I’ll start my answer on what we know right now. We know there is a function called network weaving, originally defined by Valdis Krebs and June Holley. Based on Valdis and June’s work, we outlined the activities of network weavers in The Networked Nonprofit as:
- Introducing and connecting people to one another.
- Facilitating conversations that are meaningful to participants and authentic. Sometimes these conversations are actionable, and other times they are simply to build relationships.
- Sharing resources, links, and information without expectation of a direct return from that person.
- Building relationships with network members by doing things like linking to their blog posts and commenting on blogs, friending them on online social networks, and celebrating their contributions.
- Working with many different people on multiple channels such as email, Facebook, Twitter, blogs, and even on land at face-to-face meetings.
- Treating all members of the network as equals regardless of their formal organizational position.

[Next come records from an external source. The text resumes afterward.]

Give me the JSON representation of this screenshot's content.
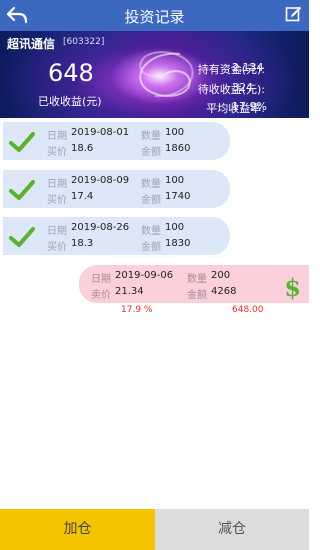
{
  "header": {
    "title": "投资记录"
  },
  "stock": {
    "name": "超讯通信",
    "code": "[603322]"
  },
  "summary": {
    "income_value": "648",
    "income_label": "已收收益(元)",
    "stats": [
      {
        "label": "持有资金(元):",
        "value": "2,134"
      },
      {
        "label": "待收收益(元):",
        "value": "324"
      },
      {
        "label": "平均收益率:",
        "value": "17.9%"
      }
    ]
  },
  "field_labels": {
    "date": "日期",
    "qty": "数量",
    "price": "买价",
    "amount": "金额",
    "sell_price": "卖价"
  },
  "buys": [
    {
      "date": "2019-08-01",
      "qty": "100",
      "price": "18.6",
      "amount": "1860"
    },
    {
      "date": "2019-08-09",
      "qty": "100",
      "price": "17.4",
      "amount": "1740"
    },
    {
      "date": "2019-08-26",
      "qty": "100",
      "price": "18.3",
      "amount": "1830"
    }
  ],
  "sell": {
    "date": "2019-09-06",
    "qty": "200",
    "price": "21.34",
    "amount": "4268",
    "rate": "17.9 %",
    "profit": "648.00"
  },
  "actions": {
    "add": "加仓",
    "reduce": "减仓"
  },
  "colors": {
    "header": "#3d68c0",
    "buy_card": "#dce7f7",
    "sell_card": "#fbd0da",
    "add_button": "#f5c400",
    "reduce_button": "#dcdcdc",
    "profit": "#e03030",
    "check": "#5cb130"
  }
}
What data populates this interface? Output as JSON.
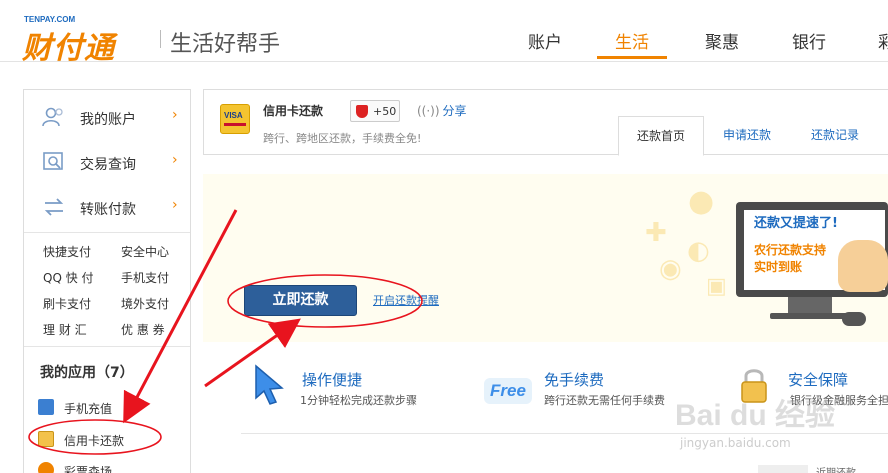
{
  "header": {
    "logo_small": "TENPAY.COM",
    "logo_main": "财付通",
    "slogan": "生活好帮手",
    "nav": [
      "账户",
      "生活",
      "聚惠",
      "银行",
      "彩"
    ],
    "active_nav": "生活",
    "accent": "#f08300"
  },
  "sidebar": {
    "main_items": [
      {
        "label": "我的账户",
        "icon": "user-icon"
      },
      {
        "label": "交易查询",
        "icon": "search-document-icon"
      },
      {
        "label": "转账付款",
        "icon": "transfer-icon"
      }
    ],
    "chevron": "›",
    "links": [
      "快捷支付",
      "安全中心",
      "QQ 快 付",
      "手机支付",
      "刷卡支付",
      "境外支付",
      "理 财 汇",
      "优 惠 券"
    ],
    "apps_title": "我的应用（7）",
    "apps": [
      {
        "label": "手机充值",
        "icon": "phone-recharge-icon"
      },
      {
        "label": "信用卡还款",
        "icon": "credit-card-icon"
      },
      {
        "label": "彩票森场",
        "icon": "lottery-icon"
      }
    ]
  },
  "service": {
    "card_brand": "VISA",
    "title": "信用卡还款",
    "subtitle": "跨行、跨地区还款，手续费全免!",
    "points": "+50",
    "share": "分享",
    "tabs": [
      "还款首页",
      "申请还款",
      "还款记录"
    ],
    "active_tab": "还款首页"
  },
  "banner": {
    "pay_button": "立即还款",
    "remind_link": "开启还款提醒",
    "monitor_line1": "还款又提速了!",
    "monitor_line2": "农行还款支持",
    "monitor_line3": "实时到账"
  },
  "features": [
    {
      "title": "操作便捷",
      "desc": "1分钟轻松完成还款步骤",
      "icon": "cursor-icon"
    },
    {
      "title": "免手续费",
      "desc": "跨行还款无需任何手续费",
      "icon": "free-badge-icon",
      "badge": "Free"
    },
    {
      "title": "安全保障",
      "desc": "银行级金融服务全担",
      "icon": "lock-icon"
    }
  ],
  "watermark": {
    "main": "Bai du 经验",
    "sub": "jingyan.baidu.com"
  },
  "bottom_peek": "近期还款"
}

- Inviting people with differing points of view into conversations, and facilitating those conversations so those points of view can be shared.
And although network weavers are fundamentally online community organizers, when I facilitated a group discussion with a key group of them at the Case Foundation a few years back, we found, perhaps not surprisingly given that they do sit behind screens most of the day, that there were a few extroverts around the table, but mainly introverts.Â So, now we know what they do, how they work and who they are. The question Lisa has is whether the totality of these characteristics affects the shape of networks.
I don’t think so, and here are my reasons why:
- Network form follows function. The the network for a specific campaign, say, is largely based on the key hubs and networks the weaver is intending to reach. Say, the YWCA is trying to get the message out to women about their domestic violence efforts, such as last year’s very successful Purple Purse campaign, they aren’t trying to reach all women, they’re definitely not trying to reach children, they’re aiming for advocacy groups that reach women, mommy bloggers, companies that serve women, etc. This design will shape the network.
- Networks flow in the paths of least resistance. Network weavers can intentionally activate networks but they cannot shape them to their will. No one can, that’s what makes social networks so unpredictable, and so much fun! There are works of art that has sand and water within a frame, like this one:
Social networks work like this when it is flipped over. Things start to move about, unexpected pressure and action takes place at one end or in the middle, and all of a sudden great movements occur. Network weavers start the action, they flip over the frame, they aren’t responsible for everything that happens thereafter.
There is a corollary to Lisa’s question which I think is fascinating: Can people for whom network weaving isn’t natural or practiced become good network weavers?